Recorded data
- Opening Delimiter -

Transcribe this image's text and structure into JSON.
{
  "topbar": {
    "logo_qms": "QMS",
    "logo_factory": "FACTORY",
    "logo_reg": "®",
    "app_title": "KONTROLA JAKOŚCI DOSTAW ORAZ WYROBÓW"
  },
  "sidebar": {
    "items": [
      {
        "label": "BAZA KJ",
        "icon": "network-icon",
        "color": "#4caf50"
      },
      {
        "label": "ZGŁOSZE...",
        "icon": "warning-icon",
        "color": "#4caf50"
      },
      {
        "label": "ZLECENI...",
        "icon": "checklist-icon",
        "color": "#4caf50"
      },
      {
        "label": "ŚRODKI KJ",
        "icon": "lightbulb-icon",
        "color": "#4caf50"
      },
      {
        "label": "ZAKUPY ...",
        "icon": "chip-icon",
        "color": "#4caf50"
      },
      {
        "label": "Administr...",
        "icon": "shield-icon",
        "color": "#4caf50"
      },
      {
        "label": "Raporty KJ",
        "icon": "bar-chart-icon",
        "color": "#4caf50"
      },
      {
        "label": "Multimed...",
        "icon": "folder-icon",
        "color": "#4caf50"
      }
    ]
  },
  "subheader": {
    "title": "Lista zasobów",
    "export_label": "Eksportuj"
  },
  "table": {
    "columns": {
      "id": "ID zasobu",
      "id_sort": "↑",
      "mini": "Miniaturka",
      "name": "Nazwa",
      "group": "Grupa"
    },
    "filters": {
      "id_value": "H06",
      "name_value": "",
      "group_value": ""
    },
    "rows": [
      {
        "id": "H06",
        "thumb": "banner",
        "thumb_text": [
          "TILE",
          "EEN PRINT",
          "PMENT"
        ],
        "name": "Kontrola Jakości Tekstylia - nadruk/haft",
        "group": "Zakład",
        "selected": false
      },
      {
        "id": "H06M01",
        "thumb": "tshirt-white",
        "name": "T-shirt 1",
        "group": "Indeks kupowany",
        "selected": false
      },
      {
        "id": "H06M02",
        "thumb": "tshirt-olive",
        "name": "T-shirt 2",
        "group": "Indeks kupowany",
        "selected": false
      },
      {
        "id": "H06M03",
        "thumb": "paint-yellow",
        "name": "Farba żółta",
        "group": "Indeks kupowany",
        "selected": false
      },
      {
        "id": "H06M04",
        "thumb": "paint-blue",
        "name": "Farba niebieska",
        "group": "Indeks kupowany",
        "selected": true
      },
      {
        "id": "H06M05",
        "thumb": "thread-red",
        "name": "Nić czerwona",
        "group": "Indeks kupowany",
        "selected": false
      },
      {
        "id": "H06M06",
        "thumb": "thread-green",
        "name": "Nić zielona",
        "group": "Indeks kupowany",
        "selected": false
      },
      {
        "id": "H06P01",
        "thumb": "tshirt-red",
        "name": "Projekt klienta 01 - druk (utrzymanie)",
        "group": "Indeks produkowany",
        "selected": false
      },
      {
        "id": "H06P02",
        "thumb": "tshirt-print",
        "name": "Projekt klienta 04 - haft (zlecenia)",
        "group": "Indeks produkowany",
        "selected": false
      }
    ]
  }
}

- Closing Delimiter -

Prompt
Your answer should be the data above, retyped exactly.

Solution to this exercise
Transcribe this image's text and structure into JSON.
{
  "topbar": {
    "logo_qms": "QMS",
    "logo_factory": "FACTORY",
    "logo_reg": "®",
    "app_title": "KONTROLA JAKOŚCI DOSTAW ORAZ WYROBÓW"
  },
  "sidebar": {
    "items": [
      {
        "label": "BAZA KJ",
        "icon": "network-icon",
        "color": "#4caf50"
      },
      {
        "label": "ZGŁOSZE...",
        "icon": "warning-icon",
        "color": "#4caf50"
      },
      {
        "label": "ZLECENI...",
        "icon": "checklist-icon",
        "color": "#4caf50"
      },
      {
        "label": "ŚRODKI KJ",
        "icon": "lightbulb-icon",
        "color": "#4caf50"
      },
      {
        "label": "ZAKUPY ...",
        "icon": "chip-icon",
        "color": "#4caf50"
      },
      {
        "label": "Administr...",
        "icon": "shield-icon",
        "color": "#4caf50"
      },
      {
        "label": "Raporty KJ",
        "icon": "bar-chart-icon",
        "color": "#4caf50"
      },
      {
        "label": "Multimed...",
        "icon": "folder-icon",
        "color": "#4caf50"
      }
    ]
  },
  "subheader": {
    "title": "Lista zasobów",
    "export_label": "Eksportuj"
  },
  "table": {
    "columns": {
      "id": "ID zasobu",
      "id_sort": "↑",
      "mini": "Miniaturka",
      "name": "Nazwa",
      "group": "Grupa"
    },
    "filters": {
      "id_value": "H06",
      "name_value": "",
      "group_value": ""
    },
    "rows": [
      {
        "id": "H06",
        "thumb": "banner",
        "thumb_text": [
          "TILE",
          "EEN PRINT",
          "PMENT"
        ],
        "name": "Kontrola Jakości Tekstylia - nadruk/haft",
        "group": "Zakład",
        "selected": false
      },
      {
        "id": "H06M01",
        "thumb": "tshirt-white",
        "name": "T-shirt 1",
        "group": "Indeks kupowany",
        "selected": false
      },
      {
        "id": "H06M02",
        "thumb": "tshirt-olive",
        "name": "T-shirt 2",
        "group": "Indeks kupowany",
        "selected": false
      },
      {
        "id": "H06M03",
        "thumb": "paint-yellow",
        "name": "Farba żółta",
        "group": "Indeks kupowany",
        "selected": false
      },
      {
        "id": "H06M04",
        "thumb": "paint-blue",
        "name": "Farba niebieska",
        "group": "Indeks kupowany",
        "selected": true
      },
      {
        "id": "H06M05",
        "thumb": "thread-red",
        "name": "Nić czerwona",
        "group": "Indeks kupowany",
        "selected": false
      },
      {
        "id": "H06M06",
        "thumb": "thread-green",
        "name": "Nić zielona",
        "group": "Indeks kupowany",
        "selected": false
      },
      {
        "id": "H06P01",
        "thumb": "tshirt-red",
        "name": "Projekt klienta 01 - druk (utrzymanie)",
        "group": "Indeks produkowany",
        "selected": false
      },
      {
        "id": "H06P02",
        "thumb": "tshirt-print",
        "name": "Projekt klienta 04 - haft (zlecenia)",
        "group": "Indeks produkowany",
        "selected": false
      }
    ]
  }
}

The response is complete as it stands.